Sports geographers point to many crucial ingredients in Kenya's competitive surge but no single overriding factor. High-altitude training and mild year-round climate are critical, but equally important is a deeply ingrained culture of asceticism - the postponement of gratification - and an overriding preference for individual over team sports. (Soccer, the overwhelming Kenyan favorite, is all but ignored among the Kalenjin; running is all.) In testing, psychologists discovered a particularly strong cultural "achievement orientation," defined as the inclination to seek new challenges, attain competence, and strive to outdo others. And then there was the built-in necessity as virtue: as Keino mentioned, Kalenjin kids tend to run long distances as a practical matter, an average of eight to twelve kilometers per day from age seven.
Joke among elite athlete: How can the rest of the world defuse Kenyan running superiority? Answer: Buy them school buses.
With the prospect of international prize money, running in Kenya has also become a rare economic opportunity to catapult oneself into Western-level education and wealth. Five thousand dollars in prize money is a very nice perk for an American; for a Kenyan, it is instant life-changing wealth. Over time, a strong culture of success has also bred even more success. The high performance benchmark has stoked higher and higher levels of achievement - a positive feedback loop analogous to technological innovation in Silicon Valley, combat skills among Navy SEALs, and talents in other highly successful microcultures. In any competitive arena, the single best way to inspire better performance is to be surrounded by the fiercest possible competitors and a culture of extreme excellence. Success begets success.
There is also an apparent sacrificial quality particular to Kenyan training, wherein coaches can afford to push their athletes to extreme limits in a way that coaches in other parts of the world cannot. Sport's Illustrated's Alexander Wolff writes that with a million Kenyan schoolboys running so enthusiastically, "coaches in Kenya can train their athletes to the outer limits of endurance - up to 150 miles a week - without worrying that their pool of talent will be meaningfully depleted. Even if four out of every five runners break down, the fifth will convert that training into performance."

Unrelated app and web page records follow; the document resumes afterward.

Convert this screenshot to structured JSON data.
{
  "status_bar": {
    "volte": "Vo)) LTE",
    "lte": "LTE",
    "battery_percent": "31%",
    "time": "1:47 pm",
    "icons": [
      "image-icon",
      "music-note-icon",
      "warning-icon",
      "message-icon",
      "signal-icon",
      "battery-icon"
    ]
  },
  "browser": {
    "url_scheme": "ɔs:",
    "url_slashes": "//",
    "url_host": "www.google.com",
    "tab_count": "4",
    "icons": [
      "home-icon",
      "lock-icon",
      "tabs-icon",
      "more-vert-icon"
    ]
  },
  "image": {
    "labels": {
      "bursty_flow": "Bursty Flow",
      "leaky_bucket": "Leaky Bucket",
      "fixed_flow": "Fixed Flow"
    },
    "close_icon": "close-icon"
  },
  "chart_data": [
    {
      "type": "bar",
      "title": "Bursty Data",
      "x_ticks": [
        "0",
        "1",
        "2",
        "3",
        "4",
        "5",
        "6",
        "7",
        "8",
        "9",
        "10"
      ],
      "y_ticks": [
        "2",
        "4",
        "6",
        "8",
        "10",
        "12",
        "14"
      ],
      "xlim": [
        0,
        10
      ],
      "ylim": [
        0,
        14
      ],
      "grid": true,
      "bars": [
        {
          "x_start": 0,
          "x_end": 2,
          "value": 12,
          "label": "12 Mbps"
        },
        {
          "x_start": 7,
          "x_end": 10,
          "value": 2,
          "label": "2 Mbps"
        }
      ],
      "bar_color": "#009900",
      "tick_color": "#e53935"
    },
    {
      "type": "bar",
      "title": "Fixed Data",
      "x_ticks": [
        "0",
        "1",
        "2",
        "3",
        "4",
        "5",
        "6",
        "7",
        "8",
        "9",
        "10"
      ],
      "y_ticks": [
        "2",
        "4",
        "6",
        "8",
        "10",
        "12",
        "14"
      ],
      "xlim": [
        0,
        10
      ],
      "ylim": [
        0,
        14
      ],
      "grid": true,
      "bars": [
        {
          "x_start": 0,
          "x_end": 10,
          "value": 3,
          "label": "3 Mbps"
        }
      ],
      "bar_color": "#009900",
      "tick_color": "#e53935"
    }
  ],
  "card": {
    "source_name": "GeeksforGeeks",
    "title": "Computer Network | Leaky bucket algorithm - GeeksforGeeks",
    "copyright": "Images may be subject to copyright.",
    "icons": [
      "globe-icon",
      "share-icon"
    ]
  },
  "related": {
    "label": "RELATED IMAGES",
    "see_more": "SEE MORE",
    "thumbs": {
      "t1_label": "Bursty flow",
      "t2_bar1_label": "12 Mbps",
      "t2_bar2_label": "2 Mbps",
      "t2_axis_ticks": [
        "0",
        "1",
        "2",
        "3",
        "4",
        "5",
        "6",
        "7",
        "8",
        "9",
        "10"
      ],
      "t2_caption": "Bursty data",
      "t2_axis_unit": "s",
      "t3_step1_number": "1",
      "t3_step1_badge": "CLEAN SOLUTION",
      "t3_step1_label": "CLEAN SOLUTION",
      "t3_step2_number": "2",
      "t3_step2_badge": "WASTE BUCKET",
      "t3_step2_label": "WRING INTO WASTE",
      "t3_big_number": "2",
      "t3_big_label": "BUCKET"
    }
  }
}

...These are not superhumans with rare super-genes. They are participants in a culture of the extreme, willing to devote more, to ache more, and to risk more in order to do better. Most of us will understandably want nothing to do with that culture of the extreme. But that is our choice.
- The Genius in All of Us: New Insights into Genetics, Talent, and IQ (pp. 104-111)
Tuesday, April 5, 2011
Posted by Boris at 8:00 PM